Dataset rows describing interfaces:
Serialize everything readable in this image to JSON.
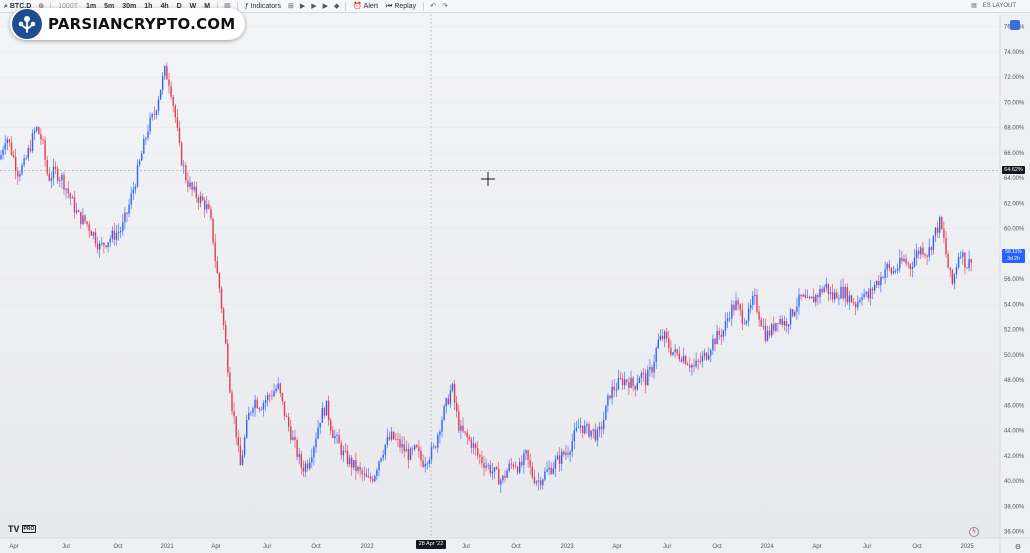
{
  "toolbar": {
    "symbol": "BTC.D",
    "intervals": [
      "1000T",
      "1m",
      "5m",
      "30m",
      "1h",
      "4h",
      "D",
      "W",
      "M"
    ],
    "indicators_label": "Indicators",
    "alert_label": "Alert",
    "replay_label": "Replay",
    "layout_label": "ES LAYOUT"
  },
  "logo": {
    "text": "PARSIANCRYPTO.COM"
  },
  "price_tag": "64.62%",
  "last_price_tag": {
    "value": "58.11%",
    "countdown": "3d 2h"
  },
  "date_tag": "28 Apr '22",
  "tv_logo": {
    "mark": "TV",
    "badge": "PRO"
  },
  "chart_data": {
    "type": "candlestick",
    "y_ticks": [
      "76.00%",
      "74.00%",
      "72.00%",
      "70.00%",
      "68.00%",
      "66.00%",
      "64.00%",
      "62.00%",
      "60.00%",
      "58.00%",
      "56.00%",
      "54.00%",
      "52.00%",
      "50.00%",
      "48.00%",
      "46.00%",
      "44.00%",
      "42.00%",
      "40.00%",
      "38.00%",
      "36.00%"
    ],
    "y_tick_values": [
      76,
      74,
      72,
      70,
      68,
      66,
      64,
      62,
      60,
      58,
      56,
      54,
      52,
      50,
      48,
      46,
      44,
      42,
      40,
      38,
      36
    ],
    "x_ticks": [
      "Apr",
      "Jul",
      "Oct",
      "2021",
      "Apr",
      "Jul",
      "Oct",
      "2022",
      "Jul",
      "Oct",
      "2023",
      "Apr",
      "Jul",
      "Oct",
      "2024",
      "Apr",
      "Jul",
      "Oct",
      "2025"
    ],
    "ylim": [
      35.5,
      77
    ],
    "crosshair_value": 64.62,
    "last_value": 58.11,
    "path": [
      [
        0,
        65.5
      ],
      [
        6,
        67.5
      ],
      [
        12,
        66
      ],
      [
        18,
        64.5
      ],
      [
        24,
        65
      ],
      [
        30,
        66.5
      ],
      [
        36,
        68
      ],
      [
        42,
        67
      ],
      [
        48,
        64
      ],
      [
        55,
        64.5
      ],
      [
        62,
        64
      ],
      [
        70,
        62.5
      ],
      [
        78,
        61
      ],
      [
        86,
        60.5
      ],
      [
        94,
        59.5
      ],
      [
        100,
        58.5
      ],
      [
        106,
        59
      ],
      [
        114,
        59.5
      ],
      [
        122,
        60
      ],
      [
        128,
        61.5
      ],
      [
        136,
        64
      ],
      [
        142,
        66
      ],
      [
        148,
        68
      ],
      [
        154,
        69
      ],
      [
        160,
        71
      ],
      [
        165,
        72.5
      ],
      [
        170,
        71.5
      ],
      [
        175,
        69
      ],
      [
        180,
        66
      ],
      [
        186,
        64
      ],
      [
        192,
        63
      ],
      [
        198,
        62.5
      ],
      [
        204,
        62
      ],
      [
        208,
        61.5
      ],
      [
        212,
        60
      ],
      [
        216,
        57
      ],
      [
        220,
        55
      ],
      [
        224,
        52
      ],
      [
        228,
        49
      ],
      [
        232,
        46
      ],
      [
        236,
        44
      ],
      [
        240,
        41
      ],
      [
        244,
        43
      ],
      [
        248,
        45
      ],
      [
        254,
        46.5
      ],
      [
        260,
        46
      ],
      [
        266,
        46.5
      ],
      [
        272,
        47
      ],
      [
        278,
        47.5
      ],
      [
        284,
        45.5
      ],
      [
        290,
        44
      ],
      [
        296,
        42.5
      ],
      [
        302,
        41
      ],
      [
        308,
        41.5
      ],
      [
        314,
        43
      ],
      [
        320,
        45
      ],
      [
        326,
        46
      ],
      [
        332,
        44
      ],
      [
        338,
        43
      ],
      [
        344,
        42
      ],
      [
        350,
        41.5
      ],
      [
        356,
        41
      ],
      [
        362,
        40.5
      ],
      [
        368,
        40
      ],
      [
        374,
        40.5
      ],
      [
        380,
        42
      ],
      [
        386,
        43
      ],
      [
        392,
        43.5
      ],
      [
        398,
        43
      ],
      [
        404,
        42.5
      ],
      [
        410,
        42
      ],
      [
        416,
        42.5
      ],
      [
        422,
        41.5
      ],
      [
        428,
        42
      ],
      [
        434,
        42.5
      ],
      [
        440,
        44.5
      ],
      [
        446,
        46
      ],
      [
        452,
        47.5
      ],
      [
        456,
        45.5
      ],
      [
        460,
        44
      ],
      [
        466,
        43.5
      ],
      [
        472,
        43
      ],
      [
        478,
        42
      ],
      [
        484,
        41.5
      ],
      [
        490,
        41
      ],
      [
        496,
        40.5
      ],
      [
        502,
        40
      ],
      [
        508,
        41
      ],
      [
        514,
        41.5
      ],
      [
        520,
        41
      ],
      [
        526,
        42
      ],
      [
        532,
        40.5
      ],
      [
        538,
        40
      ],
      [
        544,
        40.5
      ],
      [
        550,
        41
      ],
      [
        556,
        41.5
      ],
      [
        562,
        42
      ],
      [
        568,
        42.5
      ],
      [
        574,
        43.5
      ],
      [
        580,
        44.5
      ],
      [
        586,
        44
      ],
      [
        592,
        44
      ],
      [
        598,
        43.5
      ],
      [
        604,
        45
      ],
      [
        610,
        47
      ],
      [
        616,
        47.5
      ],
      [
        622,
        48
      ],
      [
        628,
        48
      ],
      [
        634,
        47.5
      ],
      [
        640,
        48.5
      ],
      [
        646,
        48
      ],
      [
        652,
        49
      ],
      [
        658,
        51
      ],
      [
        664,
        51.5
      ],
      [
        670,
        50.5
      ],
      [
        676,
        50
      ],
      [
        682,
        50
      ],
      [
        688,
        49.5
      ],
      [
        694,
        49
      ],
      [
        700,
        49.5
      ],
      [
        706,
        50
      ],
      [
        712,
        51
      ],
      [
        718,
        51.5
      ],
      [
        724,
        52
      ],
      [
        730,
        53.5
      ],
      [
        736,
        54
      ],
      [
        742,
        53
      ],
      [
        748,
        53
      ],
      [
        754,
        54.5
      ],
      [
        760,
        53
      ],
      [
        766,
        51.5
      ],
      [
        772,
        52
      ],
      [
        778,
        53
      ],
      [
        784,
        52.5
      ],
      [
        790,
        53
      ],
      [
        796,
        54
      ],
      [
        802,
        54.5
      ],
      [
        808,
        54
      ],
      [
        814,
        54.5
      ],
      [
        820,
        55
      ],
      [
        826,
        55.5
      ],
      [
        832,
        54.5
      ],
      [
        838,
        55
      ],
      [
        844,
        55
      ],
      [
        850,
        54.5
      ],
      [
        856,
        54
      ],
      [
        862,
        55
      ],
      [
        868,
        54.5
      ],
      [
        874,
        55.5
      ],
      [
        880,
        56
      ],
      [
        886,
        57
      ],
      [
        892,
        56.5
      ],
      [
        898,
        57
      ],
      [
        904,
        57.5
      ],
      [
        910,
        57
      ],
      [
        916,
        58
      ],
      [
        922,
        58.5
      ],
      [
        928,
        58
      ],
      [
        934,
        59.5
      ],
      [
        940,
        60.5
      ],
      [
        944,
        59
      ],
      [
        948,
        57
      ],
      [
        952,
        55.5
      ],
      [
        956,
        57
      ],
      [
        960,
        58.5
      ],
      [
        964,
        57.5
      ],
      [
        968,
        57
      ],
      [
        972,
        58
      ]
    ]
  }
}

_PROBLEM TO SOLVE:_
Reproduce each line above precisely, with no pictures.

_RESPONSE FOR THIS EXERCISE:_
Serialize everything readable in this image to JSON.
{
  "toolbar": {
    "symbol": "BTC.D",
    "intervals": [
      "1000T",
      "1m",
      "5m",
      "30m",
      "1h",
      "4h",
      "D",
      "W",
      "M"
    ],
    "indicators_label": "Indicators",
    "alert_label": "Alert",
    "replay_label": "Replay",
    "layout_label": "ES LAYOUT"
  },
  "logo": {
    "text": "PARSIANCRYPTO.COM"
  },
  "price_tag": "64.62%",
  "last_price_tag": {
    "value": "58.11%",
    "countdown": "3d 2h"
  },
  "date_tag": "28 Apr '22",
  "tv_logo": {
    "mark": "TV",
    "badge": "PRO"
  },
  "chart_data": {
    "type": "candlestick",
    "y_ticks": [
      "76.00%",
      "74.00%",
      "72.00%",
      "70.00%",
      "68.00%",
      "66.00%",
      "64.00%",
      "62.00%",
      "60.00%",
      "58.00%",
      "56.00%",
      "54.00%",
      "52.00%",
      "50.00%",
      "48.00%",
      "46.00%",
      "44.00%",
      "42.00%",
      "40.00%",
      "38.00%",
      "36.00%"
    ],
    "y_tick_values": [
      76,
      74,
      72,
      70,
      68,
      66,
      64,
      62,
      60,
      58,
      56,
      54,
      52,
      50,
      48,
      46,
      44,
      42,
      40,
      38,
      36
    ],
    "x_ticks": [
      "Apr",
      "Jul",
      "Oct",
      "2021",
      "Apr",
      "Jul",
      "Oct",
      "2022",
      "Jul",
      "Oct",
      "2023",
      "Apr",
      "Jul",
      "Oct",
      "2024",
      "Apr",
      "Jul",
      "Oct",
      "2025"
    ],
    "ylim": [
      35.5,
      77
    ],
    "crosshair_value": 64.62,
    "last_value": 58.11,
    "path": [
      [
        0,
        65.5
      ],
      [
        6,
        67.5
      ],
      [
        12,
        66
      ],
      [
        18,
        64.5
      ],
      [
        24,
        65
      ],
      [
        30,
        66.5
      ],
      [
        36,
        68
      ],
      [
        42,
        67
      ],
      [
        48,
        64
      ],
      [
        55,
        64.5
      ],
      [
        62,
        64
      ],
      [
        70,
        62.5
      ],
      [
        78,
        61
      ],
      [
        86,
        60.5
      ],
      [
        94,
        59.5
      ],
      [
        100,
        58.5
      ],
      [
        106,
        59
      ],
      [
        114,
        59.5
      ],
      [
        122,
        60
      ],
      [
        128,
        61.5
      ],
      [
        136,
        64
      ],
      [
        142,
        66
      ],
      [
        148,
        68
      ],
      [
        154,
        69
      ],
      [
        160,
        71
      ],
      [
        165,
        72.5
      ],
      [
        170,
        71.5
      ],
      [
        175,
        69
      ],
      [
        180,
        66
      ],
      [
        186,
        64
      ],
      [
        192,
        63
      ],
      [
        198,
        62.5
      ],
      [
        204,
        62
      ],
      [
        208,
        61.5
      ],
      [
        212,
        60
      ],
      [
        216,
        57
      ],
      [
        220,
        55
      ],
      [
        224,
        52
      ],
      [
        228,
        49
      ],
      [
        232,
        46
      ],
      [
        236,
        44
      ],
      [
        240,
        41
      ],
      [
        244,
        43
      ],
      [
        248,
        45
      ],
      [
        254,
        46.5
      ],
      [
        260,
        46
      ],
      [
        266,
        46.5
      ],
      [
        272,
        47
      ],
      [
        278,
        47.5
      ],
      [
        284,
        45.5
      ],
      [
        290,
        44
      ],
      [
        296,
        42.5
      ],
      [
        302,
        41
      ],
      [
        308,
        41.5
      ],
      [
        314,
        43
      ],
      [
        320,
        45
      ],
      [
        326,
        46
      ],
      [
        332,
        44
      ],
      [
        338,
        43
      ],
      [
        344,
        42
      ],
      [
        350,
        41.5
      ],
      [
        356,
        41
      ],
      [
        362,
        40.5
      ],
      [
        368,
        40
      ],
      [
        374,
        40.5
      ],
      [
        380,
        42
      ],
      [
        386,
        43
      ],
      [
        392,
        43.5
      ],
      [
        398,
        43
      ],
      [
        404,
        42.5
      ],
      [
        410,
        42
      ],
      [
        416,
        42.5
      ],
      [
        422,
        41.5
      ],
      [
        428,
        42
      ],
      [
        434,
        42.5
      ],
      [
        440,
        44.5
      ],
      [
        446,
        46
      ],
      [
        452,
        47.5
      ],
      [
        456,
        45.5
      ],
      [
        460,
        44
      ],
      [
        466,
        43.5
      ],
      [
        472,
        43
      ],
      [
        478,
        42
      ],
      [
        484,
        41.5
      ],
      [
        490,
        41
      ],
      [
        496,
        40.5
      ],
      [
        502,
        40
      ],
      [
        508,
        41
      ],
      [
        514,
        41.5
      ],
      [
        520,
        41
      ],
      [
        526,
        42
      ],
      [
        532,
        40.5
      ],
      [
        538,
        40
      ],
      [
        544,
        40.5
      ],
      [
        550,
        41
      ],
      [
        556,
        41.5
      ],
      [
        562,
        42
      ],
      [
        568,
        42.5
      ],
      [
        574,
        43.5
      ],
      [
        580,
        44.5
      ],
      [
        586,
        44
      ],
      [
        592,
        44
      ],
      [
        598,
        43.5
      ],
      [
        604,
        45
      ],
      [
        610,
        47
      ],
      [
        616,
        47.5
      ],
      [
        622,
        48
      ],
      [
        628,
        48
      ],
      [
        634,
        47.5
      ],
      [
        640,
        48.5
      ],
      [
        646,
        48
      ],
      [
        652,
        49
      ],
      [
        658,
        51
      ],
      [
        664,
        51.5
      ],
      [
        670,
        50.5
      ],
      [
        676,
        50
      ],
      [
        682,
        50
      ],
      [
        688,
        49.5
      ],
      [
        694,
        49
      ],
      [
        700,
        49.5
      ],
      [
        706,
        50
      ],
      [
        712,
        51
      ],
      [
        718,
        51.5
      ],
      [
        724,
        52
      ],
      [
        730,
        53.5
      ],
      [
        736,
        54
      ],
      [
        742,
        53
      ],
      [
        748,
        53
      ],
      [
        754,
        54.5
      ],
      [
        760,
        53
      ],
      [
        766,
        51.5
      ],
      [
        772,
        52
      ],
      [
        778,
        53
      ],
      [
        784,
        52.5
      ],
      [
        790,
        53
      ],
      [
        796,
        54
      ],
      [
        802,
        54.5
      ],
      [
        808,
        54
      ],
      [
        814,
        54.5
      ],
      [
        820,
        55
      ],
      [
        826,
        55.5
      ],
      [
        832,
        54.5
      ],
      [
        838,
        55
      ],
      [
        844,
        55
      ],
      [
        850,
        54.5
      ],
      [
        856,
        54
      ],
      [
        862,
        55
      ],
      [
        868,
        54.5
      ],
      [
        874,
        55.5
      ],
      [
        880,
        56
      ],
      [
        886,
        57
      ],
      [
        892,
        56.5
      ],
      [
        898,
        57
      ],
      [
        904,
        57.5
      ],
      [
        910,
        57
      ],
      [
        916,
        58
      ],
      [
        922,
        58.5
      ],
      [
        928,
        58
      ],
      [
        934,
        59.5
      ],
      [
        940,
        60.5
      ],
      [
        944,
        59
      ],
      [
        948,
        57
      ],
      [
        952,
        55.5
      ],
      [
        956,
        57
      ],
      [
        960,
        58.5
      ],
      [
        964,
        57.5
      ],
      [
        968,
        57
      ],
      [
        972,
        58
      ]
    ]
  }
}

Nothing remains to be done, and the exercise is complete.